LSU AgCenter weed scientist Eric Webster, talking at rice meetings in Mansura on Feb. 1 and Rayville on Feb. 6, said the new herbicide Loyant is effective against grasses and aquatic weeds such as ducksalad, but it will cause injury to young rice on fields that have been recently laser-leveled.
The new Gambit herbicide is good on aquatic weeds, such as alligatorweed, he said.
Another new product, RiceOne, has good residual activity, and it is effective on grasses and broadleaf weeds, he said, but farmers must spray it soon after it is mixed. “If you stop that sprayer for any reason, it’s not going to take long for it to fall out of solution,” he said.
Webster cautioned farmers against mixing Provisia, a grass herbicide, with broadleaf herbicides, especially propanil. The Provisia herbicide was less effective about three out of four times when it was mixed in combination with a broadleaf herbicide, he said.
Provisia is to be used with the Provisia rice, and it is intended for fields that have severe weedy rice problems that cannot be controlled with Clearfield rice.
AgCenter extension rice specialist Dustin Harrell said Provisia rice needs more nitrogen, and that increases the likelihood of developing blast, so he is recommending two fungicide applications on Provisia rice.
The company that sells the AV-1011 bird repellent for seed treatment is offering a rebate for the product this year, Harrell said.
Farmers also have a new fungicide, Amistar Top, said AgCenter plant pathologist Don Groth.
The product is effective against sheath blight and blast diseases. It also will work against sheath blight that has developed resistance to strobilurin fungicides, he said.
The product is labeled for one or two 15-ounce applications. “I would recommend using the full labeled rate,” Groth said.
Groth urged farmers to rotate fungicides. “If we keep using the same fungicides over and over, we’re going to get resistance, and I don’t have any new material coming down the pipeline,” he said.

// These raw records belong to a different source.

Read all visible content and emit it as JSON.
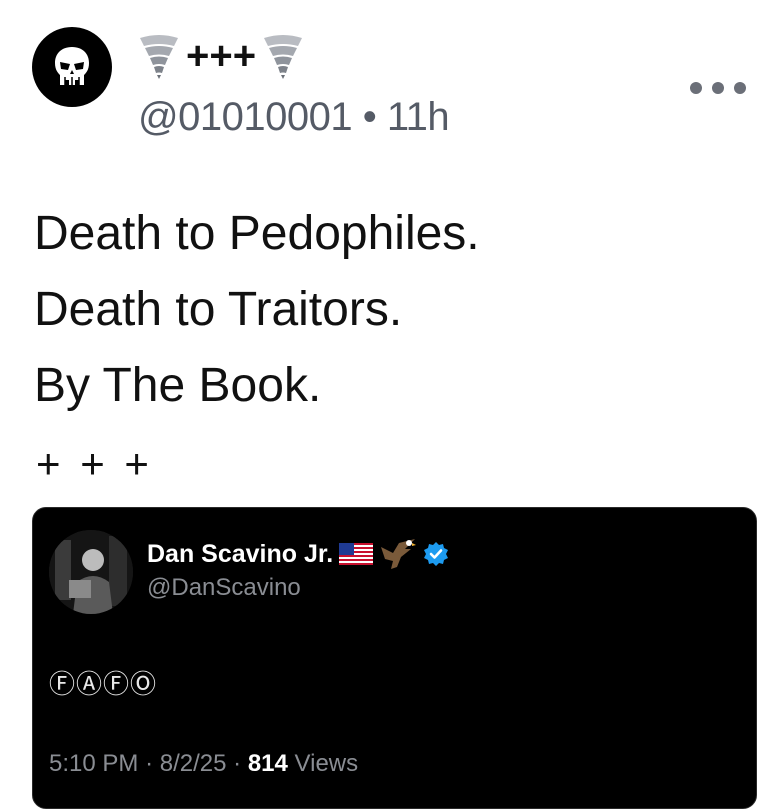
{
  "post": {
    "author": {
      "display_name": "+++",
      "handle": "@01010001",
      "time_ago": "11h",
      "separator": "•",
      "avatar_icon": "skull-icon",
      "name_icons": [
        "tornado-emoji",
        "tornado-emoji"
      ]
    },
    "more_icon": "more-horizontal-icon",
    "lines": [
      "Death to Pedophiles.",
      "Death to Traitors.",
      "By The Book."
    ],
    "footer": "+ + +"
  },
  "quote": {
    "name": "Dan Scavino Jr.",
    "name_icons": [
      "us-flag-emoji",
      "eagle-emoji",
      "verified-badge-icon"
    ],
    "handle": "@DanScavino",
    "text": "ⒻⒶⒻⓄ",
    "time": "5:10 PM",
    "date": "8/2/25",
    "dot": "·",
    "views_count": "814",
    "views_label": "Views",
    "colors": {
      "card_bg": "#000000",
      "verified": "#1d9bf0"
    }
  }
}
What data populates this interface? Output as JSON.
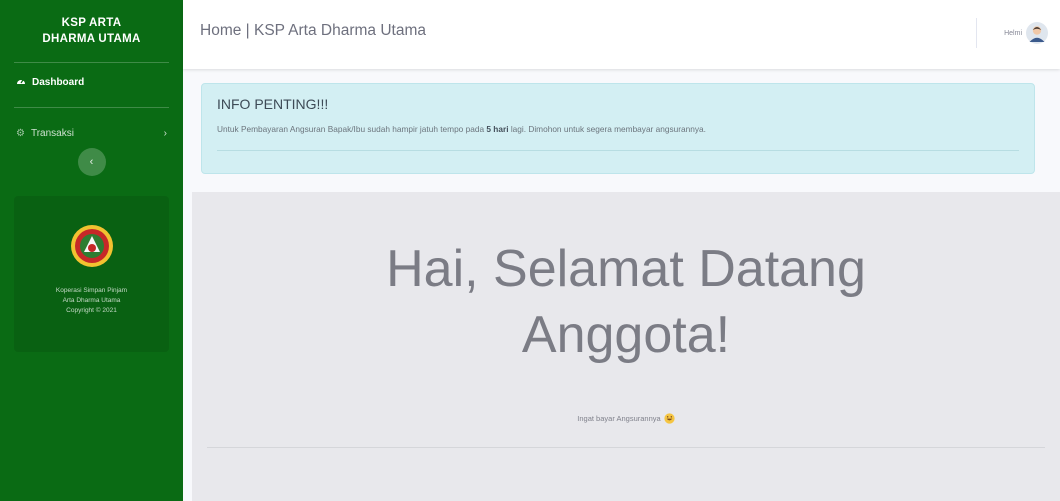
{
  "sidebar": {
    "brand_line1": "KSP ARTA",
    "brand_line2": "DHARMA UTAMA",
    "nav": {
      "dashboard": {
        "label": "Dashboard",
        "icon": "tachometer-icon"
      },
      "transaksi": {
        "label": "Transaksi",
        "icon": "cog-icon"
      }
    },
    "toggle_icon": "chevron-left-icon",
    "card": {
      "logo": "koperasi-logo",
      "line1": "Koperasi Simpan Pinjam",
      "line2": "Arta Dharma Utama",
      "line3": "Copyright © 2021"
    }
  },
  "topbar": {
    "title": "Home | KSP Arta Dharma Utama",
    "user_name": "Helmi"
  },
  "alert": {
    "heading": "INFO PENTING!!!",
    "text_before": "Untuk Pembayaran Angsuran Bapak/Ibu sudah hampir jatuh tempo pada ",
    "text_bold": "5 hari",
    "text_after": " lagi. Dimohon untuk segera membayar angsurannya."
  },
  "jumbotron": {
    "title_line1": "Hai, Selamat Datang",
    "title_line2": "Anggota!",
    "subtitle": "Ingat bayar Angsurannya"
  },
  "colors": {
    "sidebar": "#0a6b14",
    "alert_bg": "#d3eff3",
    "jumbotron_bg": "#e8e8ec"
  }
}
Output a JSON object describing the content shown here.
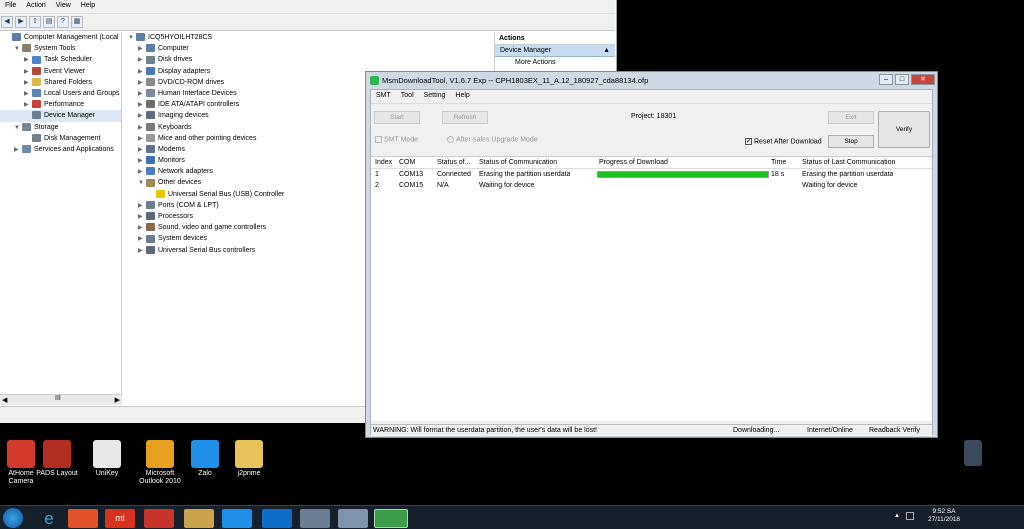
{
  "cm": {
    "menu": [
      "File",
      "Action",
      "View",
      "Help"
    ],
    "left": [
      {
        "arrow": "",
        "label": "Computer Management (Local",
        "icon": "computer-icon",
        "indent": 0
      },
      {
        "arrow": "▼",
        "label": "System Tools",
        "icon": "tools-icon",
        "indent": 1
      },
      {
        "arrow": "▶",
        "label": "Task Scheduler",
        "icon": "clock-icon",
        "indent": 2
      },
      {
        "arrow": "▶",
        "label": "Event Viewer",
        "icon": "event-icon",
        "indent": 2
      },
      {
        "arrow": "▶",
        "label": "Shared Folders",
        "icon": "folder-icon",
        "indent": 2
      },
      {
        "arrow": "▶",
        "label": "Local Users and Groups",
        "icon": "users-icon",
        "indent": 2
      },
      {
        "arrow": "▶",
        "label": "Performance",
        "icon": "performance-icon",
        "indent": 2
      },
      {
        "arrow": "",
        "label": "Device Manager",
        "icon": "device-icon",
        "indent": 2
      },
      {
        "arrow": "▼",
        "label": "Storage",
        "icon": "storage-icon",
        "indent": 1
      },
      {
        "arrow": "",
        "label": "Disk Management",
        "icon": "disk-icon",
        "indent": 2
      },
      {
        "arrow": "▶",
        "label": "Services and Applications",
        "icon": "services-icon",
        "indent": 1
      }
    ],
    "devices": [
      {
        "arrow": "▼",
        "label": "ICQ5HYOILHT28CS",
        "icon": "computer-icon",
        "indent": 0
      },
      {
        "arrow": "▶",
        "label": "Computer",
        "icon": "computer-icon",
        "indent": 1
      },
      {
        "arrow": "▶",
        "label": "Disk drives",
        "icon": "disk-icon",
        "indent": 1
      },
      {
        "arrow": "▶",
        "label": "Display adapters",
        "icon": "display-icon",
        "indent": 1
      },
      {
        "arrow": "▶",
        "label": "DVD/CD-ROM drives",
        "icon": "dvd-icon",
        "indent": 1
      },
      {
        "arrow": "▶",
        "label": "Human Interface Devices",
        "icon": "hid-icon",
        "indent": 1
      },
      {
        "arrow": "▶",
        "label": "IDE ATA/ATAPI controllers",
        "icon": "ide-icon",
        "indent": 1
      },
      {
        "arrow": "▶",
        "label": "Imaging devices",
        "icon": "camera-icon",
        "indent": 1
      },
      {
        "arrow": "▶",
        "label": "Keyboards",
        "icon": "keyboard-icon",
        "indent": 1
      },
      {
        "arrow": "▶",
        "label": "Mice and other pointing devices",
        "icon": "mouse-icon",
        "indent": 1
      },
      {
        "arrow": "▶",
        "label": "Modems",
        "icon": "modem-icon",
        "indent": 1
      },
      {
        "arrow": "▶",
        "label": "Monitors",
        "icon": "monitor-icon",
        "indent": 1
      },
      {
        "arrow": "▶",
        "label": "Network adapters",
        "icon": "network-icon",
        "indent": 1
      },
      {
        "arrow": "▼",
        "label": "Other devices",
        "icon": "other-icon",
        "indent": 1
      },
      {
        "arrow": "",
        "label": "Universal Serial Bus (USB) Controller",
        "icon": "warning-icon",
        "indent": 2
      },
      {
        "arrow": "▶",
        "label": "Ports (COM & LPT)",
        "icon": "port-icon",
        "indent": 1
      },
      {
        "arrow": "▶",
        "label": "Processors",
        "icon": "cpu-icon",
        "indent": 1
      },
      {
        "arrow": "▶",
        "label": "Sound, video and game controllers",
        "icon": "sound-icon",
        "indent": 1
      },
      {
        "arrow": "▶",
        "label": "System devices",
        "icon": "system-icon",
        "indent": 1
      },
      {
        "arrow": "▶",
        "label": "Universal Serial Bus controllers",
        "icon": "usb-icon",
        "indent": 1
      }
    ],
    "actions_title": "Actions",
    "actions_item": "Device Manager",
    "actions_more": "More Actions"
  },
  "msm": {
    "title": "MsmDownloadTool, V1.6.7 Exp -- CPH1803EX_11_A.12_180927_cda88134.ofp",
    "menu": [
      "SMT",
      "Tool",
      "Setting",
      "Help"
    ],
    "start": "Start",
    "refresh": "Refresh",
    "project": "Project: 18301",
    "exit": "Exit",
    "verify": "Verify",
    "smt_mode": "SMT Mode",
    "after_sales": "After-sales Upgrade Mode",
    "reset_after": "Reset After Download",
    "stop": "Stop",
    "headers": [
      "Index",
      "COM",
      "Status of...",
      "Status of Communication",
      "Progress of Download",
      "Time",
      "Status of Last Communication"
    ],
    "rows": [
      {
        "index": "1",
        "com": "COM13",
        "status": "Connected",
        "comm": "Erasing the partition  userdata",
        "progress": 1.0,
        "time": "18 s",
        "last": "Erasing the partition  userdata"
      },
      {
        "index": "2",
        "com": "COM15",
        "status": "N/A",
        "comm": "Waiting for device",
        "progress": 0,
        "time": "",
        "last": "Waiting for device"
      }
    ],
    "warning": "WARNING: Will format the userdata partition, the user's data will be lost!",
    "downloading": "Downloading...",
    "online": "Internet/Online",
    "readback": "Readback Verify",
    "progress_color": "#1ec21e"
  },
  "desktop": [
    {
      "label": "AtHome Camera",
      "color": "#d33a2c"
    },
    {
      "label": "PADS Layout",
      "color": "#b32d22"
    },
    {
      "label": "UniKey",
      "color": "#e8e8e8"
    },
    {
      "label": "Microsoft Outlook 2010",
      "color": "#e8a020"
    },
    {
      "label": "Zalo",
      "color": "#1f8fe8"
    },
    {
      "label": "j2prime",
      "color": "#e8c35a"
    }
  ],
  "tray": {
    "time": "9:52 SA",
    "date": "27/11/2018"
  }
}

AgCenter entomologist Blake Wilson said the Mexican rice borer has spread throughout southwest Louisiana, but it has not been found in Avoyelles or Rapides parishes. “I anticipate it will be in the next few years,” he said.
AgCenter entomologist Sebe Brown said rice water weevils in Arkansas fields have developed resistance to the seed treatment Cruiser.
AgCenter rice breeder Adam Famoso said a seed increase in Puerto Rico is being grown now for the second generation of Provisia that will have better yield potential than the current version, PVL01.
Famoso also said development of a long-grain conventional variety is underway. “This is an area we would like to put more emphasis on,” he said.
The hybrid program is making progress, but increasing the seed production of hybrid lines is a challenge.
AgCenter economist Mike Deliberto said a 17 percent rice acreage increase is projected by the U.S. Farm Bureau. “Arkansas’ acreage will be similar to where it was in 2016,” he said.
An increase in cotton acres in India could result in reduced rice exports by that country, which would help U.S. rice exports, he said.